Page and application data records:
—————

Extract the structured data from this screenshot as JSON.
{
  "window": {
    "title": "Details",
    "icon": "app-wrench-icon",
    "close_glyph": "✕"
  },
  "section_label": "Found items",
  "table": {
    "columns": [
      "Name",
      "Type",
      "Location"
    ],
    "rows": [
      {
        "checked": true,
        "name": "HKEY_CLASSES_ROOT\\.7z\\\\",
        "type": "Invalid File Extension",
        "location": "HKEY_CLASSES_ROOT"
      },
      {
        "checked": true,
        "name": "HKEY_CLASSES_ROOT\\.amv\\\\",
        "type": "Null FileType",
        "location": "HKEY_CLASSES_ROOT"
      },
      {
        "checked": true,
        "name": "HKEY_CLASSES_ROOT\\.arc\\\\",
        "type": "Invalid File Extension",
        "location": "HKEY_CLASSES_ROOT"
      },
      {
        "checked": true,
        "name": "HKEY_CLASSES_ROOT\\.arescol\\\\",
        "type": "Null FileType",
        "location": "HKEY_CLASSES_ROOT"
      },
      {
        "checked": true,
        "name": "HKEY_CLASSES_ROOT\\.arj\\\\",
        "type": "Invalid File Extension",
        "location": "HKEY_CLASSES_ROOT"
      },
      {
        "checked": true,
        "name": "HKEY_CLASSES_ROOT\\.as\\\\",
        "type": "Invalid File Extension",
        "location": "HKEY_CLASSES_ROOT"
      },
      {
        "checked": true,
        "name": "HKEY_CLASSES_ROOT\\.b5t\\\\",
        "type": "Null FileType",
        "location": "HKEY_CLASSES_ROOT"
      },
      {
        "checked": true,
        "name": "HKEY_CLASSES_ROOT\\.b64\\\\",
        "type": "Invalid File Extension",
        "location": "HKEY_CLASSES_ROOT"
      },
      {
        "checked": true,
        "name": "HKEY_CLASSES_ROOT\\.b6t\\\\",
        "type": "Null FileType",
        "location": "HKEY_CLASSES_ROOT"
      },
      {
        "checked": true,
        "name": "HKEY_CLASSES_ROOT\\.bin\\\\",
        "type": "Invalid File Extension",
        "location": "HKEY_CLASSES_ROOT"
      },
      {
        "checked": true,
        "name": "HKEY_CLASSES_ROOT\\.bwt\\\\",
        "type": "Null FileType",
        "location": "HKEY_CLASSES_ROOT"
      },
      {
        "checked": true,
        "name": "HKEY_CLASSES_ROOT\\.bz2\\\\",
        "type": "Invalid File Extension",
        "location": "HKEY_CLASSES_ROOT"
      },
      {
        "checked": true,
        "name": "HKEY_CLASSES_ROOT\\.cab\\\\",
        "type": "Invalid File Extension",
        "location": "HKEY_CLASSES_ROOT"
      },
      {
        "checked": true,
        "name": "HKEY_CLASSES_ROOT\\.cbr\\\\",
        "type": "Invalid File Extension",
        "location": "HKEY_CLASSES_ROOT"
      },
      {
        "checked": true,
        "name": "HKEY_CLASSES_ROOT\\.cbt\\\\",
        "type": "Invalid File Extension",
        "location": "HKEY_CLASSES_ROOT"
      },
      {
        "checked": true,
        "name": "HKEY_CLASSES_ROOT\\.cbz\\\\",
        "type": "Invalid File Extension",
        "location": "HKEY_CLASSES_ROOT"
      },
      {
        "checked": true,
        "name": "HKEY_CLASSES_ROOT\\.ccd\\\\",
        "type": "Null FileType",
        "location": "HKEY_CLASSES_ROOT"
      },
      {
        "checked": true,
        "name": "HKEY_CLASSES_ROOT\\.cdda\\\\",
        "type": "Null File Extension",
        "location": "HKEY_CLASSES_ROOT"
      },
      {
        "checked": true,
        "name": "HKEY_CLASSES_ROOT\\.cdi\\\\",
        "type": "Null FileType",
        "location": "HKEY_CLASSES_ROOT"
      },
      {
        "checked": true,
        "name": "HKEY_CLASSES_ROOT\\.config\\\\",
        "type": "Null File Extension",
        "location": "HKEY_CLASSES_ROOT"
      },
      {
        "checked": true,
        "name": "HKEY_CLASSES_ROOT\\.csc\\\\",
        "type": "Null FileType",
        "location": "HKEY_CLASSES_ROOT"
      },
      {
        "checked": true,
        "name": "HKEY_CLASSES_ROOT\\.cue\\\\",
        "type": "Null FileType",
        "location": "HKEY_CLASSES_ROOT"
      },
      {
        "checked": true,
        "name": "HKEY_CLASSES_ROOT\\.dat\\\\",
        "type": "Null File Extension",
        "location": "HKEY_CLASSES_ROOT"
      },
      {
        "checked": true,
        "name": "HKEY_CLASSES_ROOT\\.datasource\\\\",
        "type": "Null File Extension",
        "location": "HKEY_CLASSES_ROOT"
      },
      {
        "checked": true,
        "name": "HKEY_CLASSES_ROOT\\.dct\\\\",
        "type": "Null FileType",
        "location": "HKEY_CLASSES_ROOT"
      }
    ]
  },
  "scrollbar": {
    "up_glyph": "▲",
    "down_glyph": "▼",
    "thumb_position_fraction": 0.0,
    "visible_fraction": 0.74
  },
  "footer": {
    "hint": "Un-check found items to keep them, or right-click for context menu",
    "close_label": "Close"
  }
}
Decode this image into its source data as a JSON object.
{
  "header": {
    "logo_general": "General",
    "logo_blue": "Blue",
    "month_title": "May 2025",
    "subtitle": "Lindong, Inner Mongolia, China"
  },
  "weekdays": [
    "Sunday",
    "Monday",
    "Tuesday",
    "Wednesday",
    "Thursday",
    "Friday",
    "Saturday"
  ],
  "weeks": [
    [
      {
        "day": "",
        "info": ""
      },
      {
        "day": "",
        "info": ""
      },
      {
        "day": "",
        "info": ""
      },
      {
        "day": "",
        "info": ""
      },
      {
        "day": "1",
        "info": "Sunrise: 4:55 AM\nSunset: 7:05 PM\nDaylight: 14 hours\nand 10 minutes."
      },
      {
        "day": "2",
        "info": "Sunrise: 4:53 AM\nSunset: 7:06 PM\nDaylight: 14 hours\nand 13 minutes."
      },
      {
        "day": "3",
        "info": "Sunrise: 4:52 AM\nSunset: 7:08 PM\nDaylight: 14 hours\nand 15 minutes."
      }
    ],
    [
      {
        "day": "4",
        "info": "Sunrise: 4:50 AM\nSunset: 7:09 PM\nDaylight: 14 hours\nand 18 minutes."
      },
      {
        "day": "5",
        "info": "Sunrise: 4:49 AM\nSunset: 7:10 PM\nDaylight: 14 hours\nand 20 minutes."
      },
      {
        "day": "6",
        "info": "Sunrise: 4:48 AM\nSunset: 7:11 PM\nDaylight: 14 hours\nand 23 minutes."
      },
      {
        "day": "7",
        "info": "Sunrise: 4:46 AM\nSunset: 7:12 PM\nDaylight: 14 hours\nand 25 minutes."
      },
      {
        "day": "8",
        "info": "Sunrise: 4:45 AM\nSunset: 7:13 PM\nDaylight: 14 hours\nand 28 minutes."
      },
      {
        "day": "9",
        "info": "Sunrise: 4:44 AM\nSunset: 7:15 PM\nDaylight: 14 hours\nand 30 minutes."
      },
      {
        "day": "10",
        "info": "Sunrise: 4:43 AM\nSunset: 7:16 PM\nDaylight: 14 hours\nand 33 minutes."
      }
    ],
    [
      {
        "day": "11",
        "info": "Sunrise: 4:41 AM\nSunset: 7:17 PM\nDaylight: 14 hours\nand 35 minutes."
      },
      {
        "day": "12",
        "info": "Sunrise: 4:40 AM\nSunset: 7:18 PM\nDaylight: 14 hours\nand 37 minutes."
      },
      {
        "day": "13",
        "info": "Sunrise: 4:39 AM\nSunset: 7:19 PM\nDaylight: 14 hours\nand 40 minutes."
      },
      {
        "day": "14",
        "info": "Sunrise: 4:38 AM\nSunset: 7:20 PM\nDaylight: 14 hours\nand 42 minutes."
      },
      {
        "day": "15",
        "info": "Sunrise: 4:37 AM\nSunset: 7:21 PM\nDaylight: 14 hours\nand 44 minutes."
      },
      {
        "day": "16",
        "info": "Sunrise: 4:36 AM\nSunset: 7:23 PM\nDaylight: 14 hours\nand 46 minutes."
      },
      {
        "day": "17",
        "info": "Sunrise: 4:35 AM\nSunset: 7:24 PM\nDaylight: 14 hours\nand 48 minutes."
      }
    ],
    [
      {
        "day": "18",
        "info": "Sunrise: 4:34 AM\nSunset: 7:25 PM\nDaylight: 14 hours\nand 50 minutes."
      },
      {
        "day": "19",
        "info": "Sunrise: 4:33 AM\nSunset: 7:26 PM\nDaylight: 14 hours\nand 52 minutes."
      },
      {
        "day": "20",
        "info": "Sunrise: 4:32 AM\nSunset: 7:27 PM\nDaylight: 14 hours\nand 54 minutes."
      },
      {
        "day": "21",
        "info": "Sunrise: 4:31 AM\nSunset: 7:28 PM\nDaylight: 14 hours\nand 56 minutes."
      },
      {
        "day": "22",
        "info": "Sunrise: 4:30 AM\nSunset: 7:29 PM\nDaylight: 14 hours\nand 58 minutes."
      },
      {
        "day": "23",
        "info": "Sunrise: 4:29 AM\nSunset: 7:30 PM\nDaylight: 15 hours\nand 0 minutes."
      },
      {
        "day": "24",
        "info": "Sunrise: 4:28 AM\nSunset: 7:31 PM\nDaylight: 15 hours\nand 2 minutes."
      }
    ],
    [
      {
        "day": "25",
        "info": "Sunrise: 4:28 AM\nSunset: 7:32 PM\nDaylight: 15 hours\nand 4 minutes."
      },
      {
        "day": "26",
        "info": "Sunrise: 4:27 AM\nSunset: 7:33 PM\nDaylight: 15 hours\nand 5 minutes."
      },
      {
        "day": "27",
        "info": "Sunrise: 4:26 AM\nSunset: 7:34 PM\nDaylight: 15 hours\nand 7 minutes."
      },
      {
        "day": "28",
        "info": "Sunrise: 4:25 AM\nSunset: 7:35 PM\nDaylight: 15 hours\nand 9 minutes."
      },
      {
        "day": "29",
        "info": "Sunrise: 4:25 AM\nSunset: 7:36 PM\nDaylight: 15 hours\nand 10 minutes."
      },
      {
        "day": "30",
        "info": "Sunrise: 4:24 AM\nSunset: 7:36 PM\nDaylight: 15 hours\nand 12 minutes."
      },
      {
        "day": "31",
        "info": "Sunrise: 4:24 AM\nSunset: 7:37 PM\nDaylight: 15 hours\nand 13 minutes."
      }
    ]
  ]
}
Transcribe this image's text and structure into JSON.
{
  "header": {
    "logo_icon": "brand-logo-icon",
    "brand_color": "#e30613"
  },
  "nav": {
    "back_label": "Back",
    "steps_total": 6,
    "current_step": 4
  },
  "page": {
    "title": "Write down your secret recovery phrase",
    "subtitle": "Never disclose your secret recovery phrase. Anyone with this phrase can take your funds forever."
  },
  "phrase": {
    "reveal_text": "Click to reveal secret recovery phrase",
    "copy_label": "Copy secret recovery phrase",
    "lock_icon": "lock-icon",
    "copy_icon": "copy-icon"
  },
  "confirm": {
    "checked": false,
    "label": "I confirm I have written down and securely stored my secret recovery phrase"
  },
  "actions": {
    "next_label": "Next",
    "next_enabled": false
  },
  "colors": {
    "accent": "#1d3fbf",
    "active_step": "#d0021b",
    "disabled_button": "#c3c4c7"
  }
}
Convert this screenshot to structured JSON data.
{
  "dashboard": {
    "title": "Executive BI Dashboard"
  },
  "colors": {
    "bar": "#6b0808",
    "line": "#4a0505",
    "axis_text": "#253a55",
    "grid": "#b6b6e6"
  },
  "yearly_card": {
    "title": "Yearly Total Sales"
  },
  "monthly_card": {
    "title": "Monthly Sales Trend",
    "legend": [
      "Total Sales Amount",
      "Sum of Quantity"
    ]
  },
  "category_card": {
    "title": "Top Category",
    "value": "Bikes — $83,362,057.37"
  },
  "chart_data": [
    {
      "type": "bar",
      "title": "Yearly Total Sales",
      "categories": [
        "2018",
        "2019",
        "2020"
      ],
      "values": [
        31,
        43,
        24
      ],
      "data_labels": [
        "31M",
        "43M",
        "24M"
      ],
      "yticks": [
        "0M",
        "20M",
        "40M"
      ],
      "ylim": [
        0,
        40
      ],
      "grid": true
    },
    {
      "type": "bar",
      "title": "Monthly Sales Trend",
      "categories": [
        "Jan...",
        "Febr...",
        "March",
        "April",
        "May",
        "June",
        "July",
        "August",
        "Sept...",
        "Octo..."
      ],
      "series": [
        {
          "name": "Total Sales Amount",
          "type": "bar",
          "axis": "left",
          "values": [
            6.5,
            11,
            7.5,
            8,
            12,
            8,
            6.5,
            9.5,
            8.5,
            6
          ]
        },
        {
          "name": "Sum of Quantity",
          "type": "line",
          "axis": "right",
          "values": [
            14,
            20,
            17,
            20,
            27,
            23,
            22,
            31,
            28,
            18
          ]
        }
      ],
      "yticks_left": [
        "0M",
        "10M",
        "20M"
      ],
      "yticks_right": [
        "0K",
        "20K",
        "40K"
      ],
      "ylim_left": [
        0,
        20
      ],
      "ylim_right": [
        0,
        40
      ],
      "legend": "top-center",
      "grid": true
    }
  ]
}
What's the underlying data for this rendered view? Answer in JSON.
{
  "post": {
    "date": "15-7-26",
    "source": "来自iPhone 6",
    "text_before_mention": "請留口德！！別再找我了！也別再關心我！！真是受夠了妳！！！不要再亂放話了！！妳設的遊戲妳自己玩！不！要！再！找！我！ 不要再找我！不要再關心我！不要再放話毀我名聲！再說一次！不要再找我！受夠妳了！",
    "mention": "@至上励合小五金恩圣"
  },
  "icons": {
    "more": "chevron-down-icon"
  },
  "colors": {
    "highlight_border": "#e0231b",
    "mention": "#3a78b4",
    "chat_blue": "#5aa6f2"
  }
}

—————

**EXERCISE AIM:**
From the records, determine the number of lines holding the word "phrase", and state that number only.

**TASK ANSWER:**
6